I had a much harder time with this themeless than yesterday's. It's a beautiful grid, with nice entries of nine or twelve letters from every corner into the middle, which is wide open. There are only ten three-letter answers.
My first entry was 5D, a nice French gimme (SOUS). So glad they use French rather than, say, Finnish in these puzzles. Nothing against Finnish, of course: I know there's some Finnish blood in the creators of this blog. Here's how you say "How are you?" in Finnish: Mita kuuluu. Looks great! On second thought, let's get more Finnish in these puzzles, Mr. Shortz!
I think I got off track there. Although I couldn't figure out 1A (Polishes) just yet, the S I'd entered let me guess at ____SUP for the end of it, so I got URN and PISAN, a great clue for Signor Fibonacci. No math in that clue-answer pair, more's the pity, Huygens. I got SNIT following that, but then was stuck, so I shifted to the NE.

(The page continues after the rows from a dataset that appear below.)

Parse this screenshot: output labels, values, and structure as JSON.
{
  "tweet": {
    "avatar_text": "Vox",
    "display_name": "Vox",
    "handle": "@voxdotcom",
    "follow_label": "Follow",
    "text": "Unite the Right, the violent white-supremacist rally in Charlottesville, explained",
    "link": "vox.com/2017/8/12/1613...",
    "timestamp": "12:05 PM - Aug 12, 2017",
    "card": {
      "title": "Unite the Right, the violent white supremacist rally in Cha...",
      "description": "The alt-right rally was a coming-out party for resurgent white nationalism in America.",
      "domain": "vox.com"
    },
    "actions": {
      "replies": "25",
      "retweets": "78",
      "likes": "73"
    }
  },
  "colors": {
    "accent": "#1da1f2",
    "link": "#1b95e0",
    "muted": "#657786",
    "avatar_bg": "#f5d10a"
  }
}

13D: Ten commandments subject led to the correct guess of ADULTERY, and I surmised the unknown SYD from the context. I had wanted to put in BOSPORUS but had hesitated; now it went in, and REPOSTED followed. Funny clue for PLO: they are involved in much diplomacy, mostly because they and their opponent keep on being dragged into it. In that corner, I did not want to put DCCAB in, an answer I only know from doing this puzzle. Apparently Mr. T was in it. More reason to avoid.
Once again stuck, I switched corners, got 58A: Mother who had a bone to pick? (HUBBARD) - Ha! I can't believe I retrieved MUNGO Jerry from the recesses of my mind. The name comes from T.S. Eliot's Old Possum's Book of Practical Cats, the basis for the musical Cats (I laughed! I cried! It was better than Cats!).
Long story short, I ended up with junk in each corner without a connection until Cece looked over my shoulder and suggested TALE for 53A (Something not to be believed), at which point I finally opened up the middle. 40A: Provider of shock value? (RICHTERSCALE) is a lovely clue, and FORCEMAJEURE is a lovely answer. That ____EURE ending made me question OBE (26D: It's an honour: Abbr. - note the British spelling).
There are also the great entries SIRENSONG, SUBATOMIC, and CORIANDER, all right next to each other, crossing LIONIZE. I don't love AGRO, ROK, or Ad HOC, but they're small complaints.
Best of all? 4D: Cover of the Bible? FIGLEAF!
Thumbs up from me.